I don’t see Nordin beating out Folk unless Folk has an awful camp. Nordin has a booming leg, there’s no doubt about that, and his accuracy is better than expected. But Folk was great for them last year. I do think Nordin has a future in the league. 

Plenty, often. Both Henry and Jonnu Smith can play with their hands in the dirt, so McDaniels has tons of flexibility there. My guess is Henry will line up almost as often detached (out wide or in the slot) as he does in-line and will have packages where he’s aligning as the X receiver.
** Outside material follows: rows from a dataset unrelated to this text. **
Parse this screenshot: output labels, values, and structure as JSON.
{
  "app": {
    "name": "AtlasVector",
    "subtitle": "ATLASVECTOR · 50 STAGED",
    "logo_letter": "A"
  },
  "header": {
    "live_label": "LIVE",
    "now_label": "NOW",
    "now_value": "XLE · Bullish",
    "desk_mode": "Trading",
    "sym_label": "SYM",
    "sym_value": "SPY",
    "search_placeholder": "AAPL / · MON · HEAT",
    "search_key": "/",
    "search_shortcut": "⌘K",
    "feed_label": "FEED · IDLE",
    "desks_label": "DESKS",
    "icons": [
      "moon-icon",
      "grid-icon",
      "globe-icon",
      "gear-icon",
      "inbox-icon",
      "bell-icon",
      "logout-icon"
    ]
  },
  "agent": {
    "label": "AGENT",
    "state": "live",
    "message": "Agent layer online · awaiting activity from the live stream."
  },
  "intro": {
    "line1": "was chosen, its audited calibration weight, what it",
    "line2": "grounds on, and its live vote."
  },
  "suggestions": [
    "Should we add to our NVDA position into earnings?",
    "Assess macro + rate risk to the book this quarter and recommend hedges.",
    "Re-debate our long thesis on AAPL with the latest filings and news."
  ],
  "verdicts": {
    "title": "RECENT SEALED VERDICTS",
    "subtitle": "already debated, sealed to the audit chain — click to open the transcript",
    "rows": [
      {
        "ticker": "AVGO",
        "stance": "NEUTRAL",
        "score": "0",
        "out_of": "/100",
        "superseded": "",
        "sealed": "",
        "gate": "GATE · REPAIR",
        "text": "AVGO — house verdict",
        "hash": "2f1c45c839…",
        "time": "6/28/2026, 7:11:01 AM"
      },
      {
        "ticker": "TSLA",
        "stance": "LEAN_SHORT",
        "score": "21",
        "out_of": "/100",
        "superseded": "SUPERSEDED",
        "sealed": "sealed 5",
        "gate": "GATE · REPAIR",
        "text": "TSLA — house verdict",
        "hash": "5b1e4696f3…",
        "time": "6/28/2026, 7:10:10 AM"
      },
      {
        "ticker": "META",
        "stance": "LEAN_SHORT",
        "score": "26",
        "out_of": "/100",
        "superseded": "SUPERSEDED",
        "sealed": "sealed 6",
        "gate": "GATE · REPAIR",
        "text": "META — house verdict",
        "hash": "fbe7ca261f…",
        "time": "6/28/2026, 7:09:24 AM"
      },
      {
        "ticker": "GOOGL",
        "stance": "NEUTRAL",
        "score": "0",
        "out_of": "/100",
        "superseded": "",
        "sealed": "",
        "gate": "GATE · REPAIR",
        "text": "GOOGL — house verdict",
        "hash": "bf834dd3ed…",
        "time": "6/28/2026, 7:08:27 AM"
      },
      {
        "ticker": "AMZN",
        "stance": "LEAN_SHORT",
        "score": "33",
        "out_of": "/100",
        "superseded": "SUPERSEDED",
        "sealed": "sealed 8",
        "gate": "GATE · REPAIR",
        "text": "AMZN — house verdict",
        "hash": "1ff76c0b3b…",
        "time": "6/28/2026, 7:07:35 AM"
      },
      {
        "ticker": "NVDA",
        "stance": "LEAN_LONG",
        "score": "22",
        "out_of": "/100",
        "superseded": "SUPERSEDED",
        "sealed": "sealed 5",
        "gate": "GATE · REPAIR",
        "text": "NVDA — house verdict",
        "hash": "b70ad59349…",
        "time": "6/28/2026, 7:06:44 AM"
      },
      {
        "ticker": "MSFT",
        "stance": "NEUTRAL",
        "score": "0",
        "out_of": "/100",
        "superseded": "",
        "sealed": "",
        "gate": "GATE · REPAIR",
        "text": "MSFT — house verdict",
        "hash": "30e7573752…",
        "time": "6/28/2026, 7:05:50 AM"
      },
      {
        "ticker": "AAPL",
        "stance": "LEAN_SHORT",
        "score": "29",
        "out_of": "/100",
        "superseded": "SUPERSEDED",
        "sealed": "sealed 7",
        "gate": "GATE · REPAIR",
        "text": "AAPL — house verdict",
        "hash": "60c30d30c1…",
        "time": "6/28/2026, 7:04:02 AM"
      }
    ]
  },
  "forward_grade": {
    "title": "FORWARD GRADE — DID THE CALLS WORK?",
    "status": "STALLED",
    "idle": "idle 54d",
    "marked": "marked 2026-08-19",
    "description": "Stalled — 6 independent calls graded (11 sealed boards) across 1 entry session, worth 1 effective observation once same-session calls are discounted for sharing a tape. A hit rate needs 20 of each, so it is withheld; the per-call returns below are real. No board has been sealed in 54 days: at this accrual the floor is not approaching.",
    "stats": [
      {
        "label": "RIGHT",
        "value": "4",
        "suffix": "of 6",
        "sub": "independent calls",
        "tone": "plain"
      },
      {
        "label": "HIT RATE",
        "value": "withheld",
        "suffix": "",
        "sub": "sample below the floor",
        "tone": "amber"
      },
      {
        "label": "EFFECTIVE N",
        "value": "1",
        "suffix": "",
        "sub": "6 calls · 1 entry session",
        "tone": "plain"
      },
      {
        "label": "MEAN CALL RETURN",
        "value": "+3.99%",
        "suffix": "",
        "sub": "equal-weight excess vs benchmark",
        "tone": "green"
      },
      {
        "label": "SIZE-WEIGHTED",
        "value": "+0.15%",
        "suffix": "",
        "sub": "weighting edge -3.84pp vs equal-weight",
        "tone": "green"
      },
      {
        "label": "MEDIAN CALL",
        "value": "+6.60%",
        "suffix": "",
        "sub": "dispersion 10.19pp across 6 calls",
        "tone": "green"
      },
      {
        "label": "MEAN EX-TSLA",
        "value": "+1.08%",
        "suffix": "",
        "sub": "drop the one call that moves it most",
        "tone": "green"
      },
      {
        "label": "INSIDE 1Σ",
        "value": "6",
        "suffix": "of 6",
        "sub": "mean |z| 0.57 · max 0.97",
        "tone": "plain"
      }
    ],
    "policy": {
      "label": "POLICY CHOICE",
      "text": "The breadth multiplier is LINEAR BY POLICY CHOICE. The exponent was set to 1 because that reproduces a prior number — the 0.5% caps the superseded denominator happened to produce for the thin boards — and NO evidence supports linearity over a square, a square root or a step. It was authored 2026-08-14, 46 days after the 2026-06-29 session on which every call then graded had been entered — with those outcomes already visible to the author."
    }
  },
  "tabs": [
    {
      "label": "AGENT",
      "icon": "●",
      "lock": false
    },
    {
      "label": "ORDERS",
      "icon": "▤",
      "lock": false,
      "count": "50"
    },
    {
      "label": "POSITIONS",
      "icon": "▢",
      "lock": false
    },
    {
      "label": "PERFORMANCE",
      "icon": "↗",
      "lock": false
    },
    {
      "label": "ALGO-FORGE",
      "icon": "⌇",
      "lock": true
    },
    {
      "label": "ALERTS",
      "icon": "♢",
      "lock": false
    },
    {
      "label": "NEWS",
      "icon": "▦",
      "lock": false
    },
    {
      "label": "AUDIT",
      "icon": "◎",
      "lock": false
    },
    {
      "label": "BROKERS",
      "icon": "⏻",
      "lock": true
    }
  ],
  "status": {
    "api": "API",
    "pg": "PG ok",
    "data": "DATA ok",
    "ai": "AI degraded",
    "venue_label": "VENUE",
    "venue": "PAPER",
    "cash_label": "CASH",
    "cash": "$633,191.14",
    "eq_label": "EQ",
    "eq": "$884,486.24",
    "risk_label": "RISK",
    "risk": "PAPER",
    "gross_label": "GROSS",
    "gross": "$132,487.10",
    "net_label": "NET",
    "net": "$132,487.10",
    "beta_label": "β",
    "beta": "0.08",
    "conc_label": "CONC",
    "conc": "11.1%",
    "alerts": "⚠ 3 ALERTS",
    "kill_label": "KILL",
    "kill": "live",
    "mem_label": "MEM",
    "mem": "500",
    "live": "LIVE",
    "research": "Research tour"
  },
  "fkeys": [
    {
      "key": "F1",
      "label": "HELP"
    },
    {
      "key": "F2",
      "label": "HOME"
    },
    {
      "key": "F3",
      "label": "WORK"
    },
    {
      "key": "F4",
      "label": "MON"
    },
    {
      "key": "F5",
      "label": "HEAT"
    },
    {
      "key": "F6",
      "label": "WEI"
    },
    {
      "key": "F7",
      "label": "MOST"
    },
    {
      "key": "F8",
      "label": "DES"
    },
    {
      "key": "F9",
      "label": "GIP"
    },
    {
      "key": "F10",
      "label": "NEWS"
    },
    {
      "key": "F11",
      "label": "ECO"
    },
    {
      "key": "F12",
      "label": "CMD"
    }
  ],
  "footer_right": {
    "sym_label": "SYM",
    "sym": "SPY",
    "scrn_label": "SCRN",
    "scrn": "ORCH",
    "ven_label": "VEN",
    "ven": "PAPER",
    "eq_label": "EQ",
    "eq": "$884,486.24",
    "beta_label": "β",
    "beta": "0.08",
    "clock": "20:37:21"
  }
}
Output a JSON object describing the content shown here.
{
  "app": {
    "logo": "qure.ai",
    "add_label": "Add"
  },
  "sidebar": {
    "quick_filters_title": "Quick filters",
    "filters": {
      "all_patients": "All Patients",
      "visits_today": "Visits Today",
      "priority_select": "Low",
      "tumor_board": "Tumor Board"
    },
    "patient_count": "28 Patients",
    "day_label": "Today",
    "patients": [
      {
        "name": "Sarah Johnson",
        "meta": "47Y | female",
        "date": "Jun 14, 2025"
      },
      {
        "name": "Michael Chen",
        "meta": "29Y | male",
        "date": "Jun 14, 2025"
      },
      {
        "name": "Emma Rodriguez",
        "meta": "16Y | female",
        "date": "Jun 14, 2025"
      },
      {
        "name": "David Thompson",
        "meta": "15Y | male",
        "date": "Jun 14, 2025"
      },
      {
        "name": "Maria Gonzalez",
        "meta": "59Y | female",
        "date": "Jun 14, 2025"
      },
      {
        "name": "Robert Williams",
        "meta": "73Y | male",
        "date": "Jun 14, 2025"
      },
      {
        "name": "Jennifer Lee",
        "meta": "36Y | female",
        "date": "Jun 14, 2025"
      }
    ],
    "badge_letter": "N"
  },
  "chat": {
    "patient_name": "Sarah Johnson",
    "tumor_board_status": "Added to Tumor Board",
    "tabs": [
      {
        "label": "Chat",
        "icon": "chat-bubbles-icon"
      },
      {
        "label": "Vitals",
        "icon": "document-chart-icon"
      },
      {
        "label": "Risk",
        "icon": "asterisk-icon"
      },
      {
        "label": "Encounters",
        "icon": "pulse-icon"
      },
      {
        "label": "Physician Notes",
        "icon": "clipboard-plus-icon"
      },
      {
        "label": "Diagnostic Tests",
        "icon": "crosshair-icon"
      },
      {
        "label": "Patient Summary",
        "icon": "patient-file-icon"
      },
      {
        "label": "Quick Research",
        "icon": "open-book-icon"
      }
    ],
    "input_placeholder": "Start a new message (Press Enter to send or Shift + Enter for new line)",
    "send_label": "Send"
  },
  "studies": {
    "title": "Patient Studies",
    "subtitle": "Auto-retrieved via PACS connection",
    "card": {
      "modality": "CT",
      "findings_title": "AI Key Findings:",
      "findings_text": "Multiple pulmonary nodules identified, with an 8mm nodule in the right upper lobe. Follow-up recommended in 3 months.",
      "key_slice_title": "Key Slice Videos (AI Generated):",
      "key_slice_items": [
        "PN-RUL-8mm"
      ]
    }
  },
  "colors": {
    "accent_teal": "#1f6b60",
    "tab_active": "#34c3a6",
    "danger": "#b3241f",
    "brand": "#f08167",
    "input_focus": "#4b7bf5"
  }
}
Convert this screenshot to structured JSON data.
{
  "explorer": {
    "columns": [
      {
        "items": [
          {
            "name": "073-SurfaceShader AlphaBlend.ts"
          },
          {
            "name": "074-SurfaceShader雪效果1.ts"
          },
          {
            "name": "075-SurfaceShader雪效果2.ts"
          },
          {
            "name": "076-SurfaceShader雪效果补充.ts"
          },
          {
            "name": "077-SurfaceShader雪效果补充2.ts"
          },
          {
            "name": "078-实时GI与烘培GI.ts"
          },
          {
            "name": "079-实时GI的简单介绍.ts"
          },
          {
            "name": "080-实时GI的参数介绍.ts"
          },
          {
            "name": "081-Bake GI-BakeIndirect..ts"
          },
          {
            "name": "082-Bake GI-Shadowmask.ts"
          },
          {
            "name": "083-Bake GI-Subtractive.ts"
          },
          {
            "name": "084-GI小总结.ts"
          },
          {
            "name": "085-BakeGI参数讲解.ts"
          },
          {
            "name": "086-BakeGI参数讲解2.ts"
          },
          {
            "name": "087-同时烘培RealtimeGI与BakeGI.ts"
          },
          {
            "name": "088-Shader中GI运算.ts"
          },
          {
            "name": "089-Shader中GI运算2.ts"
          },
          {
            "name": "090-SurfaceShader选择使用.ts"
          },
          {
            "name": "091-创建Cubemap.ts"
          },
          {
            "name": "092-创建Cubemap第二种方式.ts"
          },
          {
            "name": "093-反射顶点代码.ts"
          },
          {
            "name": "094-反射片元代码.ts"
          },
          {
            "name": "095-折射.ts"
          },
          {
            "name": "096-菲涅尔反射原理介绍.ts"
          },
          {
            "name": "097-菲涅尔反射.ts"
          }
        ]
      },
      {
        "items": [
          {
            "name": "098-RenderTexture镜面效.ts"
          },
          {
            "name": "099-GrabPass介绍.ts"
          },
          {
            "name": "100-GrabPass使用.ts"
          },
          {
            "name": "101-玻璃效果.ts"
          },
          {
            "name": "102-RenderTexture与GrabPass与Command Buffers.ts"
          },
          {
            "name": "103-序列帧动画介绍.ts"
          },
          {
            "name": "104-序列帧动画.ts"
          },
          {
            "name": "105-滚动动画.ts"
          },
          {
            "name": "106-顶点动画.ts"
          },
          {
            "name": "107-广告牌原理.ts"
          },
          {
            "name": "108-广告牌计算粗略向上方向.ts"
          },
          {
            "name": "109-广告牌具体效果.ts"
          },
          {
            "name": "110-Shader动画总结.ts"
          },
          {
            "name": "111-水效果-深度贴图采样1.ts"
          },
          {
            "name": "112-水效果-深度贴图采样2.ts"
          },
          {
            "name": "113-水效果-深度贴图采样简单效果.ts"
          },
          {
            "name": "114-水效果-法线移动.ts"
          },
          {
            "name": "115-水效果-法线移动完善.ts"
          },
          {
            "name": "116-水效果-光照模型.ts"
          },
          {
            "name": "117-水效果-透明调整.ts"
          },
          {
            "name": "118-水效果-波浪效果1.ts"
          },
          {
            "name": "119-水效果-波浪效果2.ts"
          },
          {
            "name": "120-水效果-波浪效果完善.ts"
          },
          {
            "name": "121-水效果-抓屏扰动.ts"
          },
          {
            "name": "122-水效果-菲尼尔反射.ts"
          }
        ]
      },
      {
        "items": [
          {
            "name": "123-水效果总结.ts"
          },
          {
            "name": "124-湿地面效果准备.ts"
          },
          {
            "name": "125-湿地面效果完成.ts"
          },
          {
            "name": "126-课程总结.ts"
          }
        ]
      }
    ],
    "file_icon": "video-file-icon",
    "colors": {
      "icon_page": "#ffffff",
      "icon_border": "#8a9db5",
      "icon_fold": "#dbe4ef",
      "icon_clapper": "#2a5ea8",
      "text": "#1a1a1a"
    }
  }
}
The Pats used to love isolating Gronk on the backside of the formation to work a matchup, and they’ll probably do the same with Henry. 

Extending Gilmore’s contract will create space for the Patriots in 2021. They’ll have less cap to work with next year since Gilmore’s isn’t currently under contract in 2022, but it’ll lower his 2021 cap hit and give them more money to roll over into next year. Extending Gilmore would’ve made room for Julio’s contract, not taken up cap space. For those reasons, I don’t see how passing on Julio relates to a Gilmore extension. A salary advance or raise like they did a year ago might explain their lacking pursuit of Jones, but mostly, these two things are separate issues. Will Belichick give Gilmore another contract? History says no. But if Gilmore is willing to sign for a shorter term, let’s say a two-year deal, then maybe Belichick will make an exception. 

Patrick Chung is retired. I’m not sure why his retirement isn’t processed yet, probably because they aren’t in a hurry to use the cap space, but the team isn’t expecting Chung to play.

Every time we speak with Mayo, it becomes clearer that he’ll be a head coach someday. Along with coaching inside linebackers, Mayo aids Steve Belichick in making the calls for the front seven, with Steve handling the secondary and Bill overseeing the entire operation.

Here’s an example of a Pats defensive call: dime odd magic-zero. Dime is the personnel (six DBs), “odd magic’ is a five-man pressure with an interior stunt wrapping opposite the running back, and zero is cover-zero (typically with a bracket/double on the #1 receiver). Mayo’s role is to advise Steve Belichick on the “odd-magic” part of the equation based on the opponent and situation. Mayo isn’t the primary play-caller, but he has a role in calling the defense on game day, helping orchestrate the front seven. 

The beat will go on in New England without Caserio. Still, the impact of his departure is that Belichick needed to spread his responsibilities across multiple people because he had so many duties. Caserio was a de facto GM, coaching assistant on the practice field, and a game-day advisor in the coach’s booth. Many of those things are a part of Matt Patricia’s new role. Assistant director of player personnel Dave Ziegler, front office consultant Eliot Wolf, and college scouting director Matt Groh are also more involved. Caserio was a valuable member of the Pats’ operation, but having multiple sounding boards and new voices have reinvigorated things a bit. Overall, there’s a lot of positive developments coming from Caserio’s departure.